- An individual may be charged with "negligent storage of firearms" if a child gains access to that individual's firearm and uses the firearm in "a reckless or threatening manner."
- It is illegal to use Teflon-coated or armor-piercing ammunition in the course of committing a crime.
- You cannot discharge a firearm within 300 feet of a permanently occupied dwelling without the landowner's permission.
Areas of Contention
Concealed Carry Licensing
Gun rights advocates are pushing to repeal the requirement for gun owners to acquire a license to carry concealed, arguing that people with the right to own a handgun should also have the right to carry it in the manner of their choosing. Those opposed to the change hold that it is important for local law enforcement to know who might be carrying a concealed weapon.
In accordance with federal law, anyone purchasing a gun in NH must pass a background check. However, this regulation does not apply to guns purchased at gun shows from private individuals, defined as those for whom selling firearms does not constitute a primary source of income. This has raised concerns that domestic abusers, the mentally unstable, or others who would normally fail a background check could acquire firearms though such sales. Others counter that legislation aimed at closing this loophole could be over-broad, and cause innocent activities such as loaning guns or transferring them between family members to become criminal acts.

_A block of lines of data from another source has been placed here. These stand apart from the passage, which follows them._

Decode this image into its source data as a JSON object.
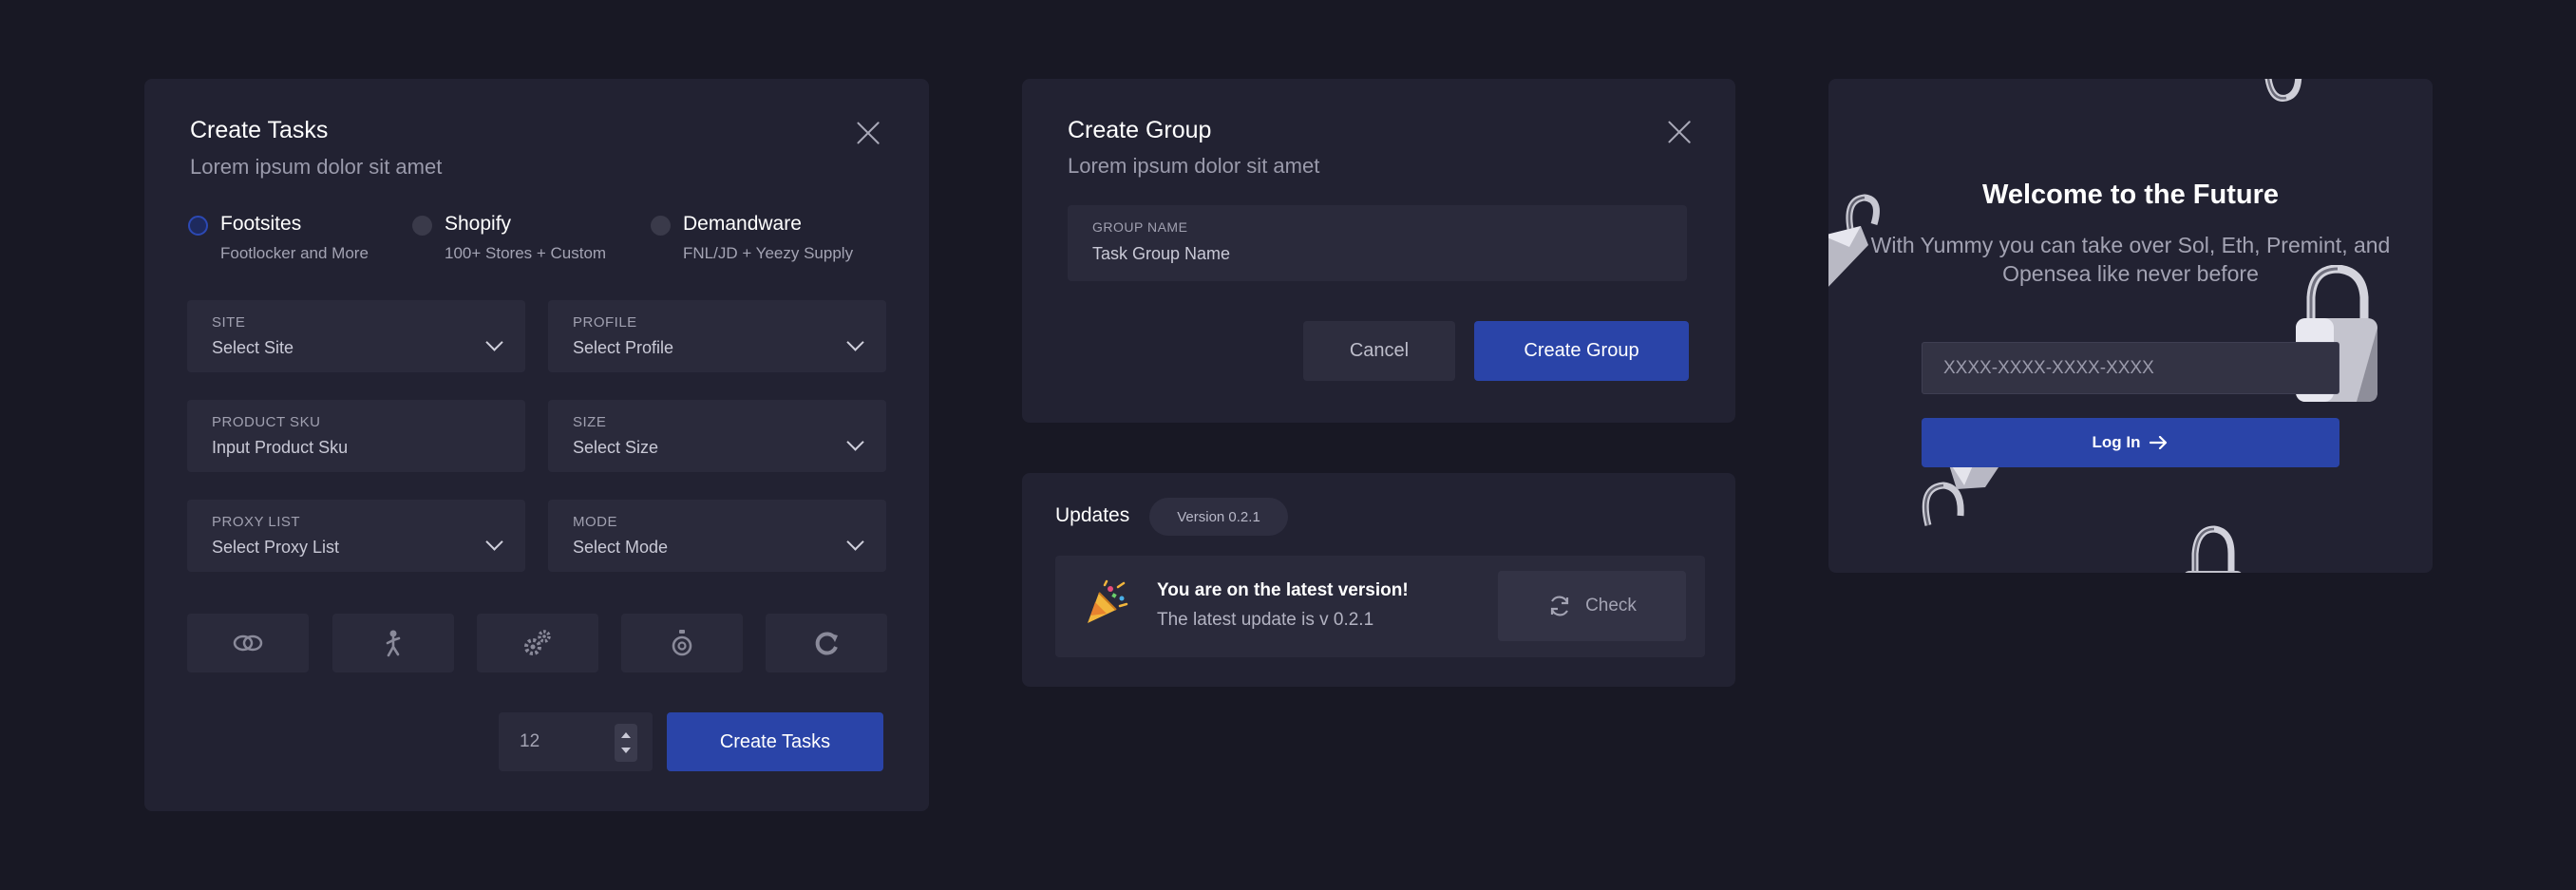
{
  "create_tasks": {
    "title": "Create Tasks",
    "subtitle": "Lorem ipsum dolor sit amet",
    "platforms": [
      {
        "label": "Footsites",
        "desc": "Footlocker and More",
        "selected": true
      },
      {
        "label": "Shopify",
        "desc": "100+ Stores + Custom",
        "selected": false
      },
      {
        "label": "Demandware",
        "desc": "FNL/JD + Yeezy Supply",
        "selected": false
      }
    ],
    "fields": {
      "site": {
        "label": "SITE",
        "value": "Select Site"
      },
      "profile": {
        "label": "PROFILE",
        "value": "Select Profile"
      },
      "product_sku": {
        "label": "PRODUCT SKU",
        "value": "Input Product Sku"
      },
      "size": {
        "label": "SIZE",
        "value": "Select Size"
      },
      "proxy_list": {
        "label": "PROXY LIST",
        "value": "Select Proxy List"
      },
      "mode": {
        "label": "MODE",
        "value": "Select Mode"
      }
    },
    "tool_icons": [
      "links-icon",
      "running-person-icon",
      "gears-icon",
      "stopwatch-icon",
      "refresh-icon"
    ],
    "quantity": "12",
    "submit_label": "Create Tasks"
  },
  "create_group": {
    "title": "Create Group",
    "subtitle": "Lorem ipsum dolor sit amet",
    "group_name_label": "GROUP NAME",
    "group_name_placeholder": "Task Group Name",
    "cancel_label": "Cancel",
    "submit_label": "Create Group"
  },
  "updates": {
    "title": "Updates",
    "version_badge": "Version 0.2.1",
    "status_title": "You are on the latest version!",
    "status_detail": "The latest update is v 0.2.1",
    "check_label": "Check",
    "status_icon": "party-popper-icon"
  },
  "welcome": {
    "title": "Welcome to the Future",
    "subtitle": "With Yummy you can take over Sol, Eth, Premint, and Opensea like never before",
    "key_placeholder": "XXXX-XXXX-XXXX-XXXX",
    "login_label": "Log In",
    "decor_icon": "padlock-icon"
  },
  "colors": {
    "background": "#181824",
    "panel": "#222232",
    "field": "#2a2a3b",
    "accent": "#2a44a8"
  }
}
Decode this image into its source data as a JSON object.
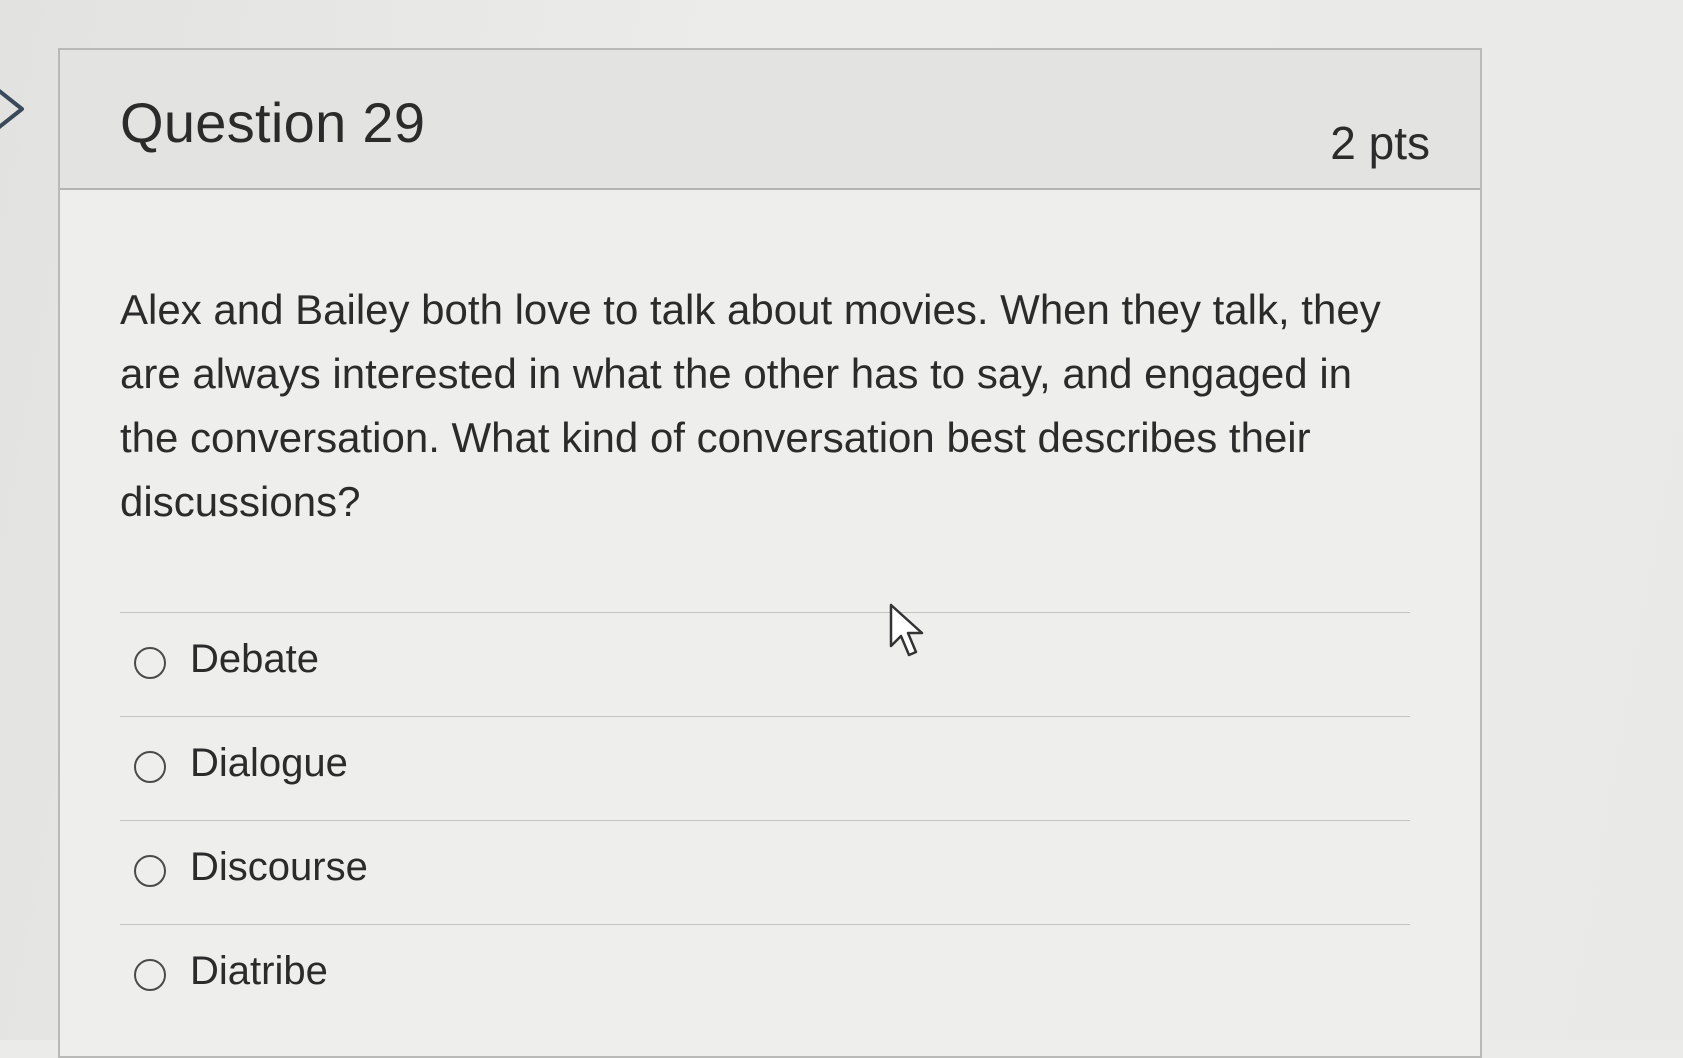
{
  "question": {
    "title": "Question 29",
    "points": "2 pts",
    "text": "Alex and Bailey both love to talk about movies. When they talk, they are always interested in what the other has to say, and engaged in the conversation. What kind of conversation best describes their discussions?"
  },
  "answers": [
    {
      "label": "Debate",
      "selected": false
    },
    {
      "label": "Dialogue",
      "selected": false
    },
    {
      "label": "Discourse",
      "selected": false
    },
    {
      "label": "Diatribe",
      "selected": false
    }
  ],
  "icons": {
    "nav": "chevron-right-icon",
    "pointer": "mouse-cursor-icon",
    "radio": "radio-button-icon"
  },
  "colors": {
    "text": "#2b2b2b",
    "header_bg": "#e3e3e1",
    "card_bg": "#eeeeec",
    "border": "#b9b9b7"
  }
}
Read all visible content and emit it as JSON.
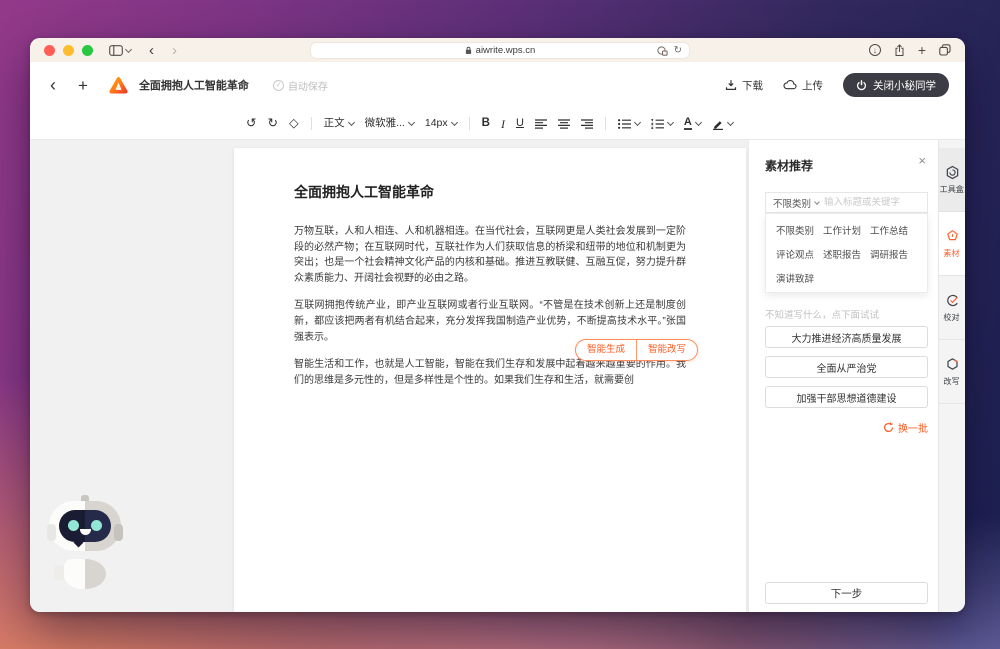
{
  "icons": {
    "back": "‹",
    "forward": "›",
    "plus": "+",
    "undo": "↺",
    "redo": "↻",
    "reload": "↻",
    "clear_format": "◇",
    "close": "×",
    "check": "✓",
    "down_arrow": "↓"
  },
  "browser": {
    "url": "aiwrite.wps.cn"
  },
  "app_header": {
    "doc_title": "全面拥抱人工智能革命",
    "autosave_label": "自动保存",
    "download_label": "下载",
    "upload_label": "上传",
    "close_assistant_label": "关闭小秘同学"
  },
  "editor_toolbar": {
    "paragraph_style": "正文",
    "font_name": "微软雅...",
    "font_size": "14px",
    "bold": "B",
    "italic": "I",
    "underline": "U",
    "font_color": "A"
  },
  "document": {
    "title": "全面拥抱人工智能革命",
    "paragraphs": [
      "万物互联，人和人相连、人和机器相连。在当代社会，互联网更是人类社会发展到一定阶段的必然产物；在互联网时代，互联社作为人们获取信息的桥梁和纽带的地位和机制更为突出；也是一个社会精神文化产品的内核和基础。推进互教联健、互融互促，努力提升群众素质能力、开阔社会视野的必由之路。",
      "互联网拥抱传统产业，即产业互联网或者行业互联网。“不管是在技术创新上还是制度创新，都应该把两者有机结合起来，充分发挥我国制造产业优势，不断提高技术水平。”张国强表示。",
      "智能生活和工作，也就是人工智能，智能在我们生存和发展中起着越来越重要的作用。我们的思维是多元性的，但是多样性是个性的。如果我们生存和生活，就需要创"
    ],
    "inline_actions": [
      "智能生成",
      "智能改写"
    ]
  },
  "materials_panel": {
    "title": "素材推荐",
    "filter_label": "不限类别",
    "search_placeholder": "输入标题或关键字",
    "categories": [
      "不限类别",
      "工作计划",
      "工作总结",
      "评论观点",
      "述职报告",
      "调研报告",
      "演讲致辞"
    ],
    "hint": "不知道写什么，点下面试试",
    "suggestions": [
      "大力推进经济高质量发展",
      "全面从严治党",
      "加强干部思想道德建设"
    ],
    "refresh_label": "换一批",
    "next_label": "下一步"
  },
  "side_rail": {
    "tabs": [
      {
        "label": "工具盒"
      },
      {
        "label": "素材"
      },
      {
        "label": "校对"
      },
      {
        "label": "改写"
      }
    ]
  },
  "colors": {
    "accent": "#ff6230",
    "dark_button": "#3c3c44",
    "chrome_bg": "#f7f1e9"
  }
}
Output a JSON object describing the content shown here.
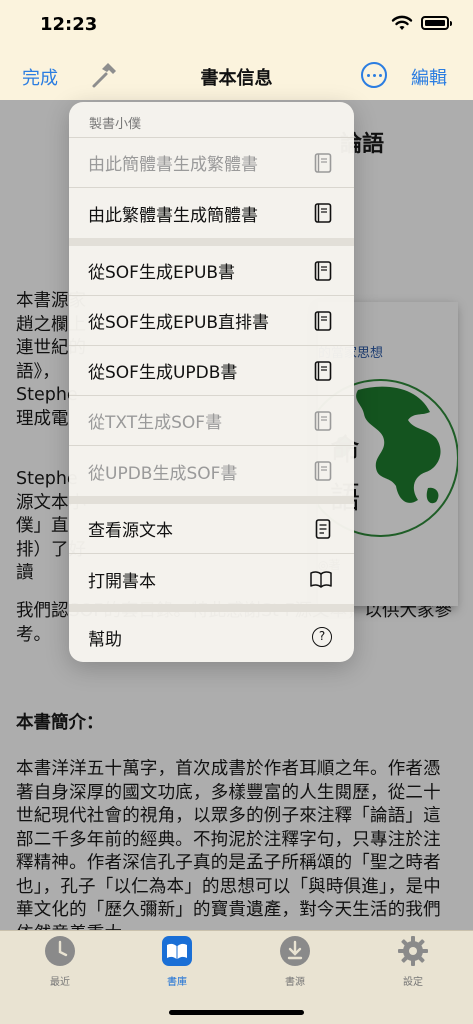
{
  "status": {
    "time": "12:23"
  },
  "nav": {
    "done": "完成",
    "title": "書本信息",
    "edit": "編輯"
  },
  "content": {
    "book_title": "論語",
    "para1": "本書源家趙之欄上連世紀的語》，Stephe理成電",
    "para2": "Stephe源文本小僕」直排）了好讀",
    "para3": "我們認SOF的套目錄。特此感謝St F源文本，以供大家參考。",
    "section_heading": "本書簡介：",
    "intro": "本書洋洋五十萬字，首次成書於作者耳順之年。作者憑著自身深厚的國文功底，多樣豐富的人生閱歷，從二十世紀現代社會的視角，以眾多的例子來注釋「論語」這部二千多年前的經典。不拘泥於注釋字句，只專注於注釋精神。作者深信孔子真的是孟子所稱頌的「聖之時者也」，孔子「以仁為本」的思想可以「與時俱進」，是中華文化的「歷久彌新」的寶貴遺產，對今天生活的我們依然意義重大。"
  },
  "cover": {
    "heading": "的當家思想",
    "glyph1": "命",
    "glyph2": "語",
    "author": "◎著"
  },
  "menu": {
    "header": "製書小僕",
    "items": [
      {
        "label": "由此簡體書生成繁體書",
        "icon": "book-icon",
        "disabled": true
      },
      {
        "label": "由此繁體書生成簡體書",
        "icon": "book-icon",
        "disabled": false
      },
      {
        "label": "從SOF生成EPUB書",
        "icon": "book-icon",
        "disabled": false
      },
      {
        "label": "從SOF生成EPUB直排書",
        "icon": "book-icon",
        "disabled": false
      },
      {
        "label": "從SOF生成UPDB書",
        "icon": "book-icon",
        "disabled": false
      },
      {
        "label": "從TXT生成SOF書",
        "icon": "book-icon",
        "disabled": true
      },
      {
        "label": "從UPDB生成SOF書",
        "icon": "book-icon",
        "disabled": true
      },
      {
        "label": "查看源文本",
        "icon": "document-icon",
        "disabled": false
      },
      {
        "label": "打開書本",
        "icon": "open-book-icon",
        "disabled": false
      },
      {
        "label": "幫助",
        "icon": "question-circle-icon",
        "disabled": false
      }
    ]
  },
  "tabs": [
    {
      "label": "最近",
      "icon": "clock-icon",
      "active": false
    },
    {
      "label": "書庫",
      "icon": "library-book-icon",
      "active": true
    },
    {
      "label": "書源",
      "icon": "download-icon",
      "active": false
    },
    {
      "label": "設定",
      "icon": "gear-icon",
      "active": false
    }
  ],
  "colors": {
    "accent": "#2b7de1",
    "background": "#fbf3dd",
    "tab_bar": "#e9e3d2",
    "active_tab": "#1a6fd6"
  }
}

A federal ban on private ownership of semi-automatic firearms classified as "assault weapons" expired in September, 2004. The use of such weapons in high-profile shooting incidents, such as the Aurora, Colorado theater shooting, has made them a particular area of concern for gun control advocates, but gun rights campaigners counter that the federal ban did not result in a reduction in crime rates. Several states have passed laws specifically banning assault weapons, and there have been efforts to renew the ban at the federal level.